« first day (368 days earlier)      last day (36 days later) » 

3:18 AM
0
Q: Why don't languages do automatic pimpl?

Tom HuntingtonI just profiled my template instantiations with https://github.com/microsoft/vcperf A lot of time is spent instantiating private members with types from the standard library templates std::map, std::tuple, std::variant, std::span. But there is a simple way to avoid this with the placement-new pim...

 
 
2 hours later…
5:15 AM
'placement new pimpl' should be called 'impl'
or maybe just 'padding'
 
 
5 hours later…
10:27 AM
fair
 
 
12 hours later…
10:26 PM
ocaml's polymorphic variants are way nicer then I was expecting
they're really handy for error propagation if you mix them with result and let*/let+
 
10:47 PM
there's no better way to error handle then weird CPS-like program transforms
 
10:57 PM
oh, there's let*/let+ in ocaml now?
 
as far as I know they started in ocaml, where have you seen them?
oh huh ok, they've only been in there since 2019, later then I thought
 
my ocaml is a bit old
 
fair
 
* and + for working with monads and applicative functors...
 
you can customize the type, but i use
let* : (a, b) result -> (a -> (c, b) result) -> (c, b) result
let+ : (a, b) result -> (a -> c) -> (c, b) result
quite handy
 
11:01 PM
this page needs one example
oh, I missed it
 
yeah i was about to say haha
the and functions confuse me, but the let ones are fairly simple
pretty much just CPS magic
 
for error propagation... you could just throw and catch? unless you miss haskell
 
doesn't account for the possibility of catching multiple errors at once, which is what i'm going for
(context: making a compiler)
imagine a compiler where you had to fix one name error at the top of a file in order to be able to see another one two lines down :P
also exceptions aren't tracked in types, which is kinda icky
 
11:20 PM
I thought you were using polymorphic variants because, just like non-checked exceptions, they never limit you to a fixed set of allowed errors in each function?
 
yep
but polymorphic variants are tracked in function signatures
 
oh... true
useful as documentation
 
let does_weird_stuff t =
    if t then `One 1 else `Two true

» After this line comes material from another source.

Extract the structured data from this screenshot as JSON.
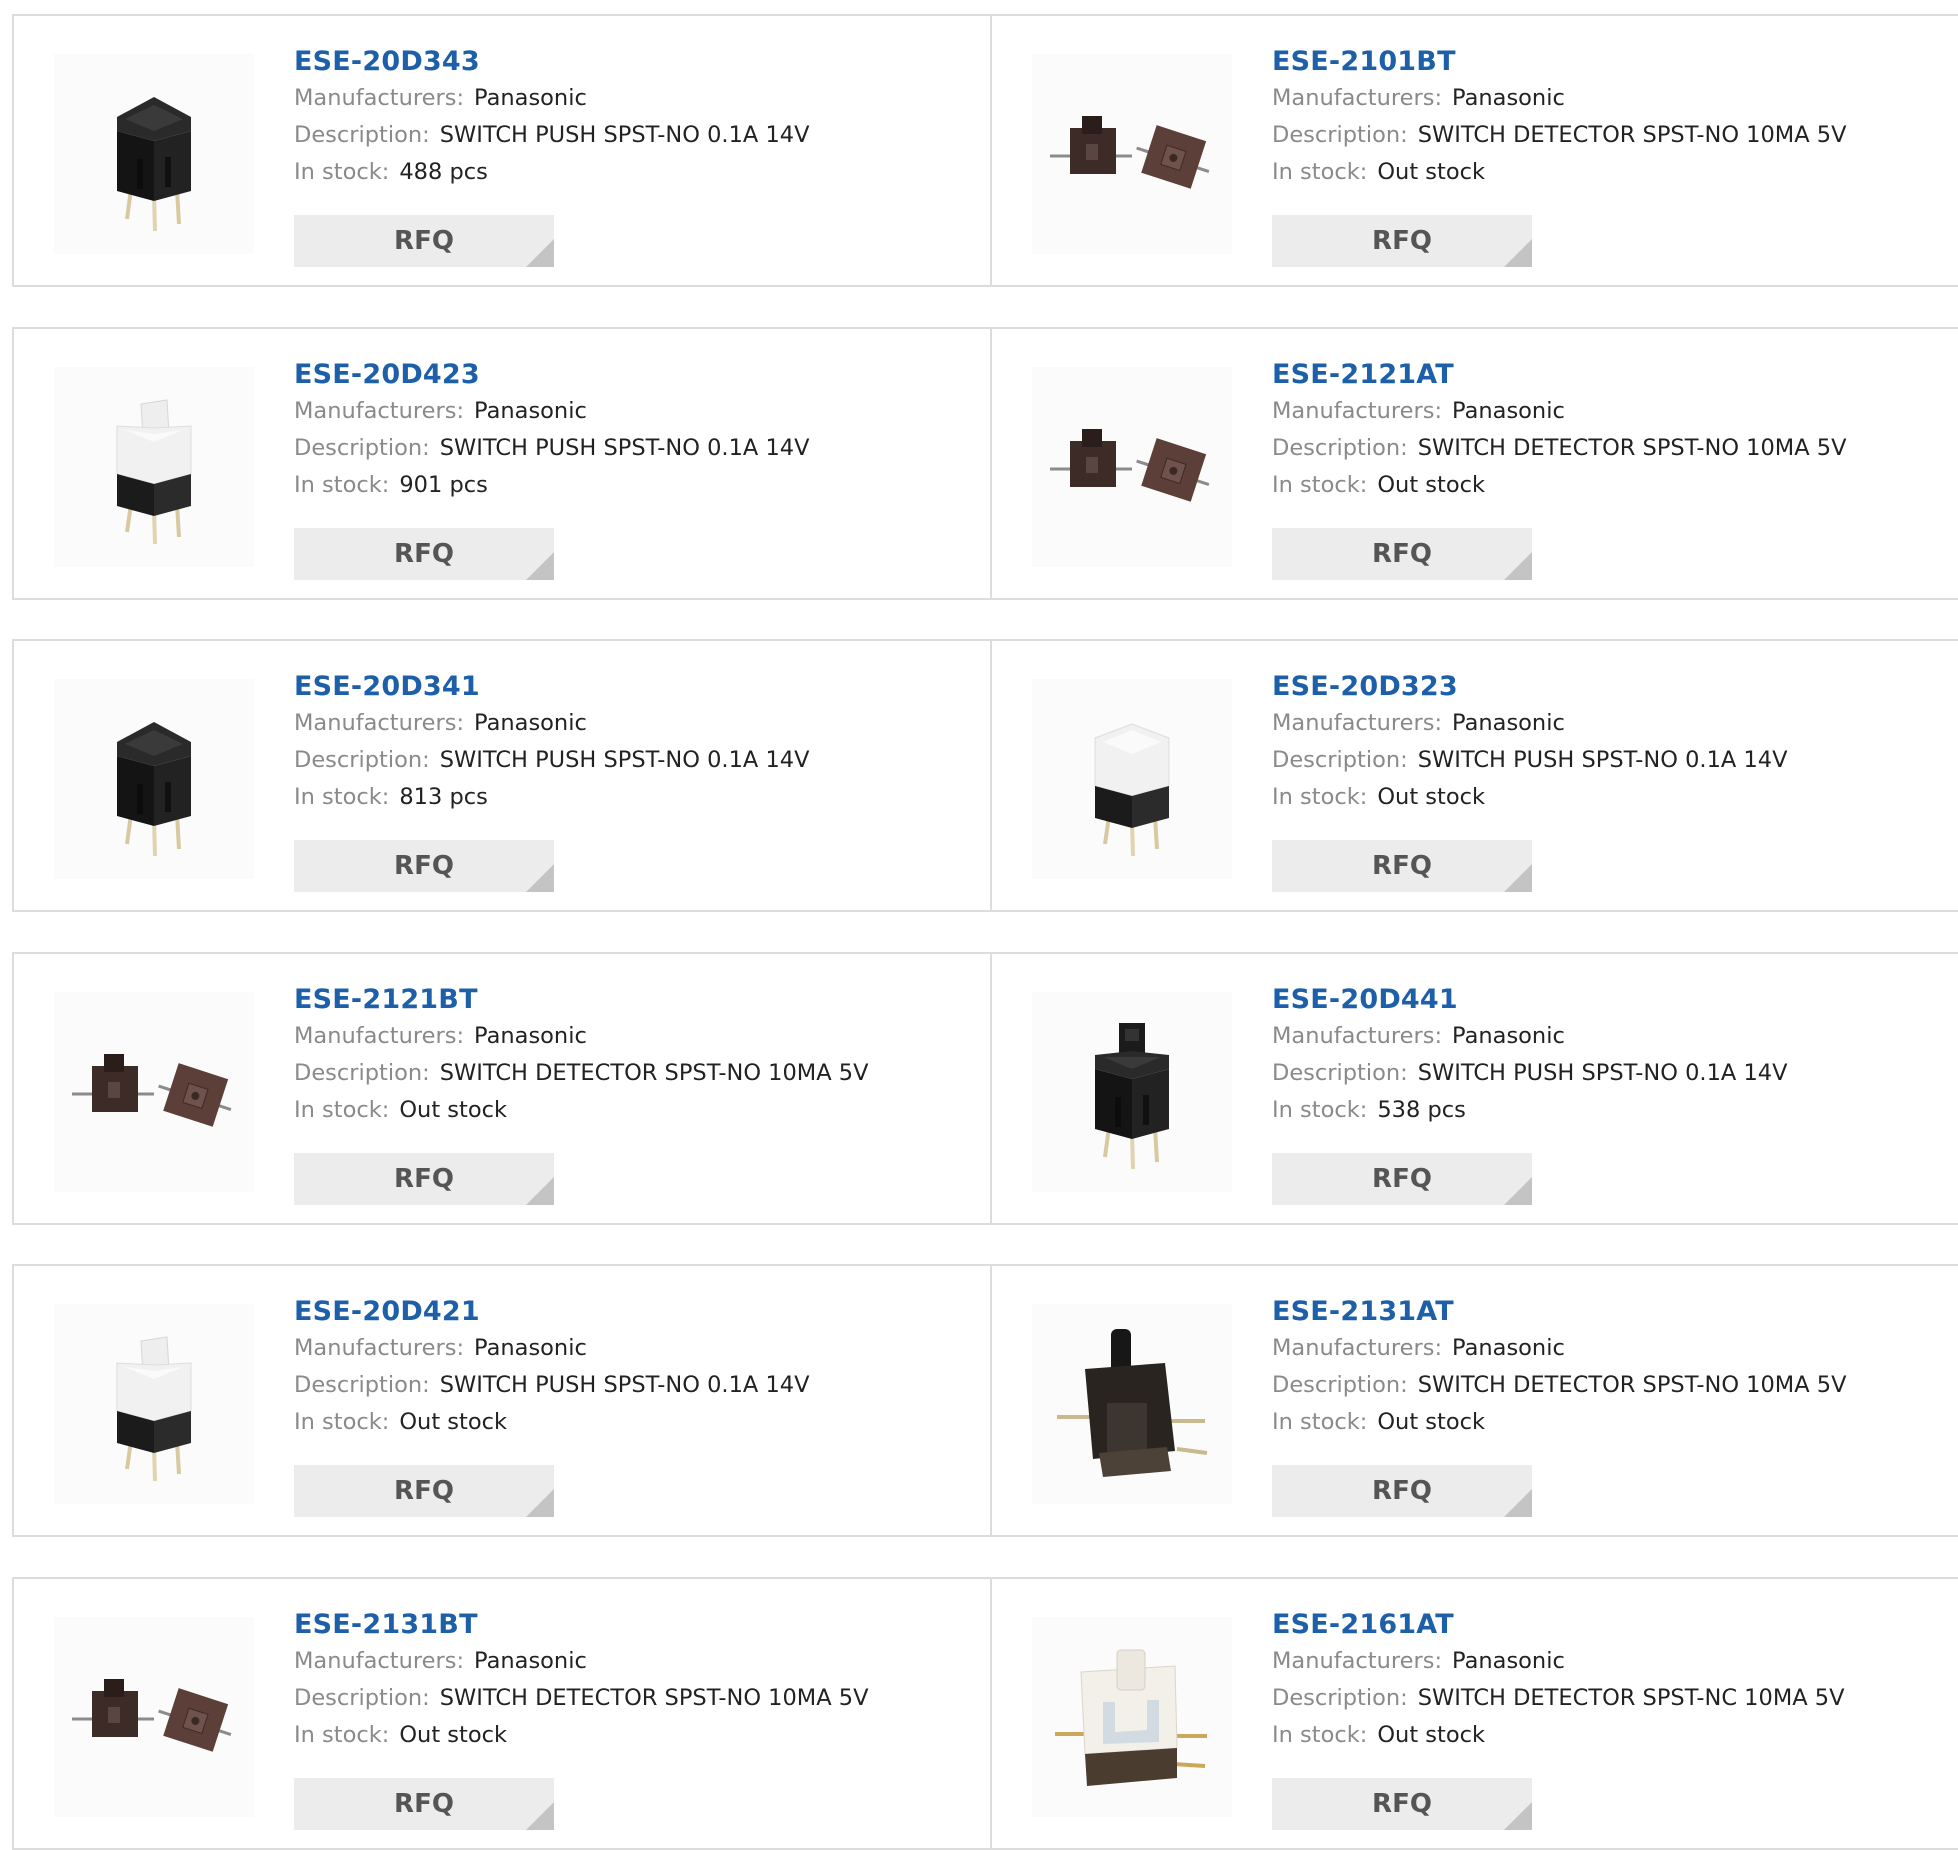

does_weird_stuff : bool -> [< `One of int | `Two of bool ]
yeah
 
then you have to find the right balance of, using inference to not have to update everything when adding a new error, vs not understanding the code anymore and getting awful type error messages because everything is inferred
 
mhm
generally i'm annotating like (concrete, 'a) result
so only the errors are inferred
which seems to work so far
something i will say is that let*/let+ generate awful errors
 
11:28 PM
@blueberry cool. I never realized it was that simple
 
yeah it's pretty neat
 
11:44 PM
typing paradigm: half-explicit
 

« first day (368 days earlier)      last day (36 days later) »